I just got back from my 95 year old Grandfather’s house in New Haven. He was the original solution provider. He may not have been able to articulate it, but his mission statement was certainly the same as ours. He believed that everyone should drive a nicer, newer car. And, he was certainly a solution provider and not a product pusher. He was truly the original Dealer For the People.
Grandpa Sam started the Merriam tradition of the automobile business back in 1948. He came home from WWII, poor as could be, without a college education, with a wife and a 3-year-old son and with no job. He took a job at a factory working nights. Then, he got a job at a Sunoco Gas Station, eventually leased the gas station himself, opened a used car lot, got the Lincoln Mercury franchise and moved from New Haven to Wallingford. I’ve often wondered, how could a man of so little means make it so far? I just guessed that times were different and opportunity was different then. I was 100% wrong.
I’ve heard the story many times before but today I heard something different that really made my ears perk up. The opportunities weren’t different then. They were just as difficult. He was poor and uneducated. He was a Jewish immigrants son. The cards were stacked against him. So, you’re probably wondering, what did I hear differently today? Well, my Grandmother said, “your Grandfather took that night job so that during the days, he could poke around for different opportunities and find something more.” The light bulb went off in my brain! That was his competitive advantage. He knew that he wanted more. He didn’t let education or social status get in his way. He didn’t spend his days sleeping or complaining about his night job.
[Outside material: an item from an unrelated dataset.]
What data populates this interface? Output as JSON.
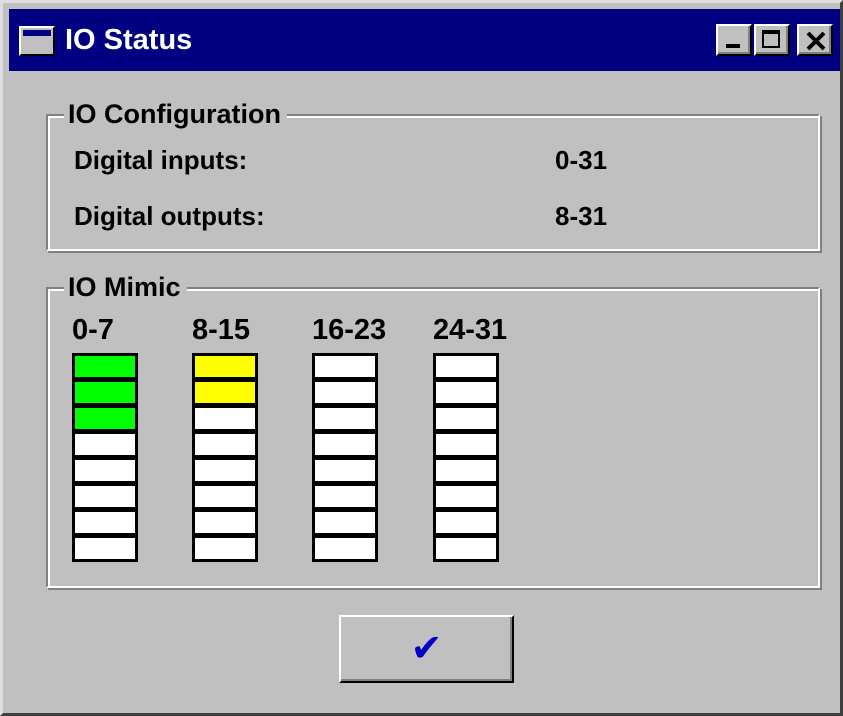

He used the opportunity of available daylight to search for something better.
And, he always went above and beyond to make sure one opportunity led to another. My Grandmother told me that my Grandfather was so successful running the gas station because he recognized that the people that stopped there were on their way to the beach. So, he allowed them to use the bathroom to change into their “swimming trunks”. Pretty soon, everyone was stopping there for gas.
You may be reading this and be in the same situation. You may lack a college education or grown up poor. Ask yourself if you are using those “excuses” to limit your potential to live your most fulfilled life. If you are, then take some time to think about what you can do to change your own situation. If you know you want to grow but don’t know how, reach out to someone and ask for advice. Ask your pastor, your manager, or as always, I am here for advice and guidance at any time.
Thank you, as always, for being a solution provider.
Jill Merriam, Dealer For The People R